Dew is a light, thin, and transparent vapour, slowly exhaling and ascending from the earth, in spring and summer mornings, while the sun is below the horizon, and then deposited on vegetables, in the form of small globules.

Naturalists rank dew, in general, among the numbers of watery meteors ; some, however, term it a liquefied vapour, precipitated in drops;. others, a vapour having a similar relation to frost, as rain has to snow, etc. - It is admitted, that dew cannot fall before it rises ; and that its origin and matter, no doubt, is from the vapours and exhalations of the earth and water, as will be briefly stated under the ar-ticle Evaporation.

That dews are more copious in spring than in any other season, arises from the greater stock of vapour collected on the surface of the earth, and the previous small dissipation of it during the cold and frost of the winter. Hence the truth of Pliny's remark is evident, that Egypt abounds in dews throughout the hot part of sum-rner; for, as the air during the day is too hot to condense the vapours, they never form clouds, and consequently produce no rain : thus, in climates where the days are excessively hot, and the nights remarkably cold, the vapours, rising before or after sunset, are readily converted into dew. - In the more temperate climates, they ascend and fall in greater abundance after rain than after dry weather. There are some places in which dew is observed only to rise, but never to fail; and again others, in which it is carried upward in a more consi derable proportion than downward, on account of the prevalence of winds by which it is dispersed.

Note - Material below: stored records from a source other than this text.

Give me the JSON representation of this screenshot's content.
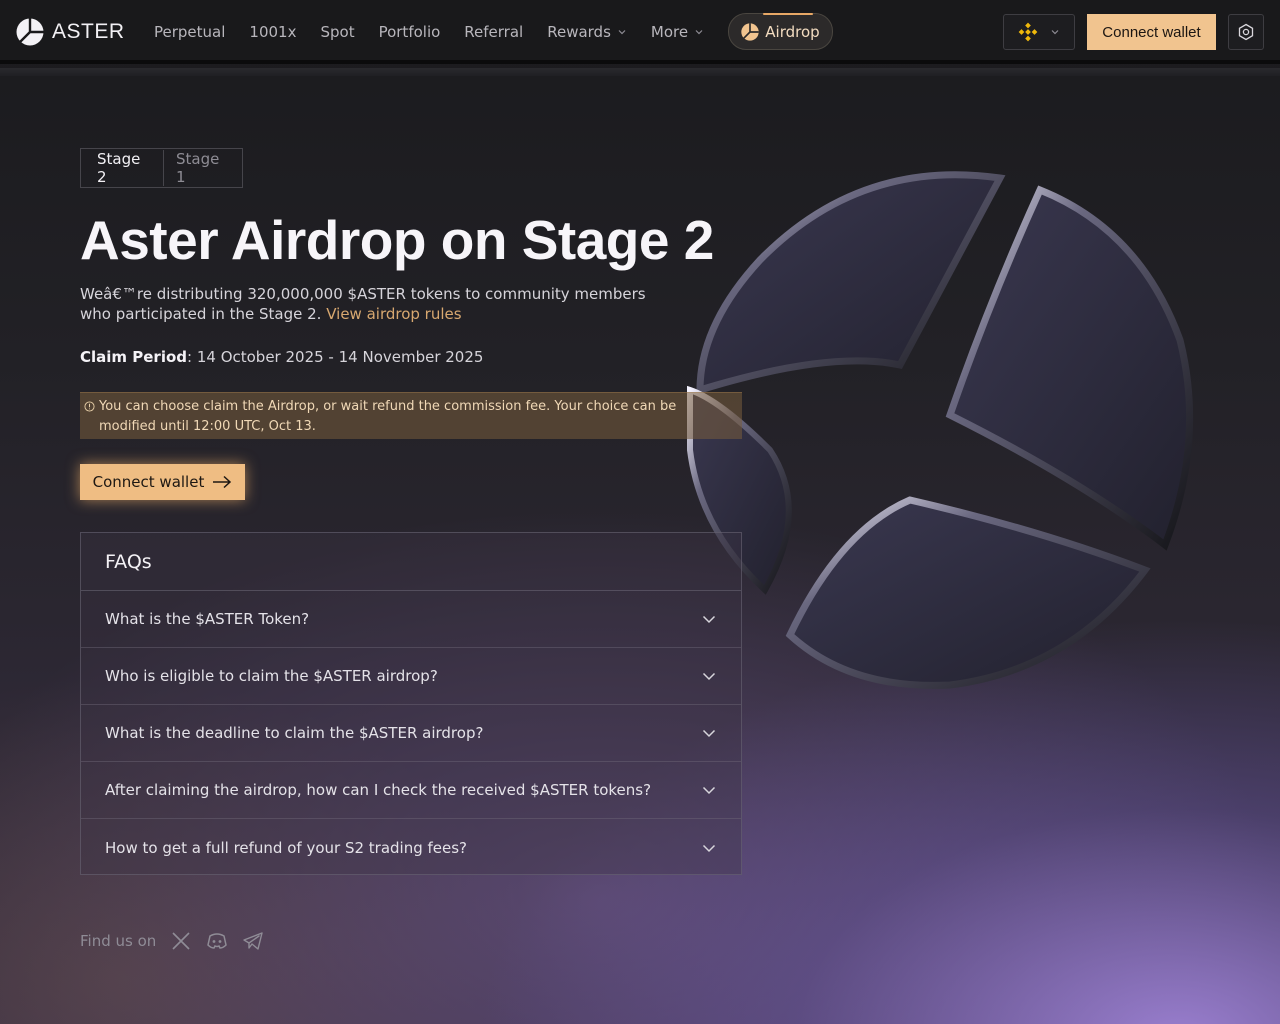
{
  "brand": {
    "name": "ASTER"
  },
  "nav": {
    "links": [
      {
        "label": "Perpetual",
        "dropdown": false
      },
      {
        "label": "1001x",
        "dropdown": false
      },
      {
        "label": "Spot",
        "dropdown": false
      },
      {
        "label": "Portfolio",
        "dropdown": false
      },
      {
        "label": "Referral",
        "dropdown": false
      },
      {
        "label": "Rewards",
        "dropdown": true
      },
      {
        "label": "More",
        "dropdown": true
      }
    ],
    "airdrop_label": "Airdrop",
    "chain_icon": "bnb-chain-icon",
    "connect_label": "Connect wallet",
    "settings_icon": "settings-icon"
  },
  "stages": {
    "active": "Stage 2",
    "inactive": "Stage 1"
  },
  "hero": {
    "title": "Aster Airdrop on Stage 2",
    "desc_text": "Weâ€™re distributing 320,000,000 $ASTER tokens to community members who participated in the Stage 2.",
    "rules_link": "View airdrop rules",
    "claim_label": "Claim Period",
    "claim_value": ": 14 October 2025 - 14 November 2025",
    "notice": "You can choose claim the Airdrop, or wait refund the commission fee. Your choice can be modified until 12:00 UTC, Oct 13.",
    "connect_label": "Connect wallet"
  },
  "faq": {
    "title": "FAQs",
    "items": [
      "What is the $ASTER Token?",
      "Who is eligible to claim the $ASTER airdrop?",
      "What is the deadline to claim the $ASTER airdrop?",
      "After claiming the airdrop, how can I check the received $ASTER tokens?",
      "How to get a full refund of your S2 trading fees?"
    ]
  },
  "footer": {
    "find_us": "Find us on",
    "socials": [
      "x-icon",
      "discord-icon",
      "telegram-icon"
    ]
  },
  "colors": {
    "accent": "#f1c48f",
    "link": "#d8a870",
    "notice_bg": "#785c3c"
  }
}
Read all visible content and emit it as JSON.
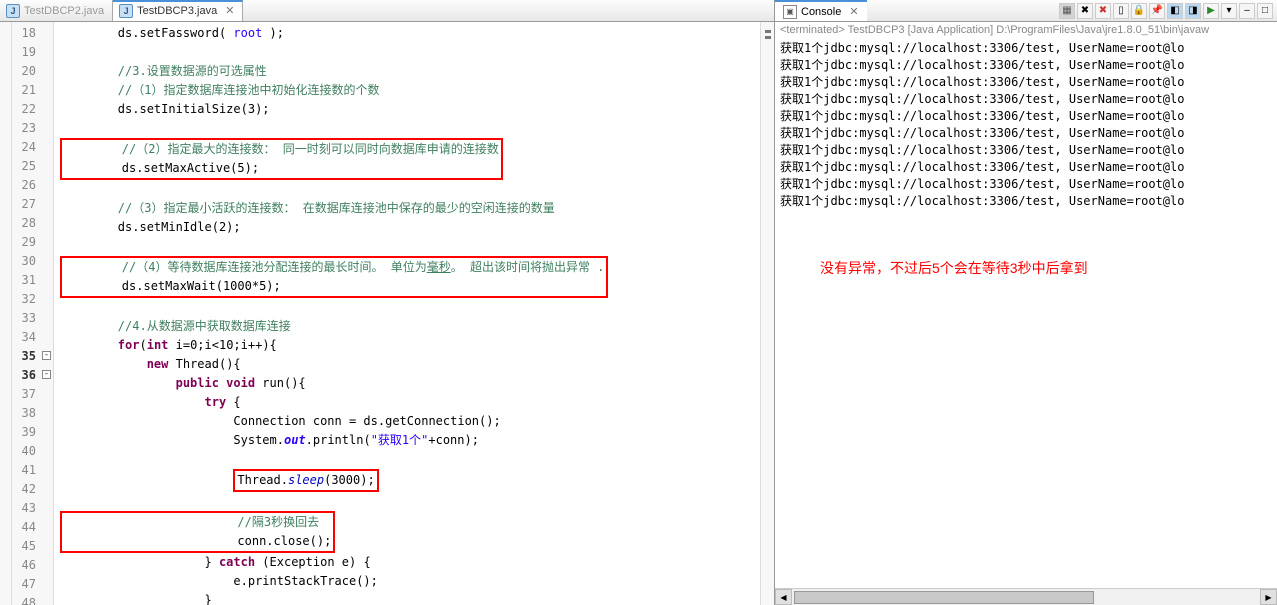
{
  "editor": {
    "tabs": [
      {
        "label": "TestDBCP2.java",
        "active": false
      },
      {
        "label": "TestDBCP3.java",
        "active": true
      }
    ],
    "line_start": 18,
    "line_end": 48,
    "lines": [
      {
        "n": 18,
        "html": "ds.setFassword( <span class='str'>root</span> );"
      },
      {
        "n": 19,
        "html": ""
      },
      {
        "n": 20,
        "html": "<span class='cm'>//3.设置数据源的可选属性</span>"
      },
      {
        "n": 21,
        "html": "<span class='cm'>//（1）指定数据库连接池中初始化连接数的个数</span>"
      },
      {
        "n": 22,
        "html": "ds.setInitialSize(3);"
      },
      {
        "n": 23,
        "html": ""
      },
      {
        "n": 24,
        "html": "<span class='cm'>//（2）指定最大的连接数： 同一时刻可以同时向数据库申请的连接数</span>",
        "box": "start"
      },
      {
        "n": 25,
        "html": "ds.setMaxActive(5);",
        "box": "end"
      },
      {
        "n": 26,
        "html": ""
      },
      {
        "n": 27,
        "html": "<span class='cm'>//（3）指定最小活跃的连接数： 在数据库连接池中保存的最少的空闲连接的数量</span>"
      },
      {
        "n": 28,
        "html": "ds.setMinIdle(2);"
      },
      {
        "n": 29,
        "html": ""
      },
      {
        "n": 30,
        "html": "<span class='cm'>//（4）等待数据库连接池分配连接的最长时间。 单位为<u>毫秒</u>。 超出该时间将抛出异常 .</span>",
        "box": "start2"
      },
      {
        "n": 31,
        "html": "ds.setMaxWait(1000*5);",
        "box": "end2"
      },
      {
        "n": 32,
        "html": ""
      },
      {
        "n": 33,
        "html": "<span class='cm'>//4.从数据源中获取数据库连接</span>"
      },
      {
        "n": 34,
        "html": "<span class='kw'>for</span>(<span class='kw'>int</span> i=0;i&lt;10;i++){"
      },
      {
        "n": 35,
        "fold": true,
        "mark": true,
        "html": "    <span class='kw'>new</span> Thread(){"
      },
      {
        "n": 36,
        "fold": true,
        "mark": true,
        "html": "        <span class='kw'>public void</span> run(){"
      },
      {
        "n": 37,
        "html": "            <span class='kw'>try</span> {"
      },
      {
        "n": 38,
        "html": "                Connection conn = ds.getConnection();"
      },
      {
        "n": 39,
        "html": "                System.<span class='sbit'>out</span>.println(<span class='str'>\"获取1个\"</span>+conn);"
      },
      {
        "n": 40,
        "html": ""
      },
      {
        "n": 41,
        "html": "                <span class='red-box'>Thread.<span class='sit'>sleep</span>(3000);</span>"
      },
      {
        "n": 42,
        "html": ""
      },
      {
        "n": 43,
        "html": "                <span class='cm'>//隔3秒换回去</span>",
        "box": "start3"
      },
      {
        "n": 44,
        "html": "                conn.close();",
        "box": "end3"
      },
      {
        "n": 45,
        "html": "            } <span class='kw'>catch</span> (Exception e) {"
      },
      {
        "n": 46,
        "html": "                e.printStackTrace();"
      },
      {
        "n": 47,
        "html": "            }"
      },
      {
        "n": 48,
        "html": "        }"
      }
    ]
  },
  "console": {
    "title": "Console",
    "process": "<terminated> TestDBCP3 [Java Application] D:\\ProgramFiles\\Java\\jre1.8.0_51\\bin\\javaw",
    "output_line": "获取1个jdbc:mysql://localhost:3306/test, UserName=root@lo",
    "output_count": 10,
    "annotation": "没有异常，不过后5个会在等待3秒中后拿到"
  }
}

Many whimsical properties and effects have, by the chemist, been attributed to common dew ; but we conceive that, in its physical nature, it differs very little from rain; except, however, that the former is more subtle or penetrating than the latter. Hence it will be found that the leather of shoes and boots is more thoroughly soaked by walking one hour in a dewy meadow, than by exposing them double that length of time to rain water. - See Leather.

It is farther remarkable, that plants continually exhale dew through the orifices of their vessels, and that this moisture is not a vapour collected by their leaves, as has often been erroneously believed. Each plant exhales this dew, according to the peculiar structure of its organs, and the situation of their orifices. Even shut up in vessels, and covered under glasses, plants have collected a greater quantity of dew during the night, than those standing in the open air. Of this nature, likewise, is the oily or honey-dew, which is sometimes exhaled by trees, as well as herbs, during the summer, and which has been found to settle on the oak, ash, etc.

May-dew, is that which falls in the beginning of summer, but especially in the month of May. It is of a yellowish colour, and many virtues are attributed to this liquid. It is principally used for whitening linen and wax ; which, if exposed to it, will gradually acquire a beautiful white.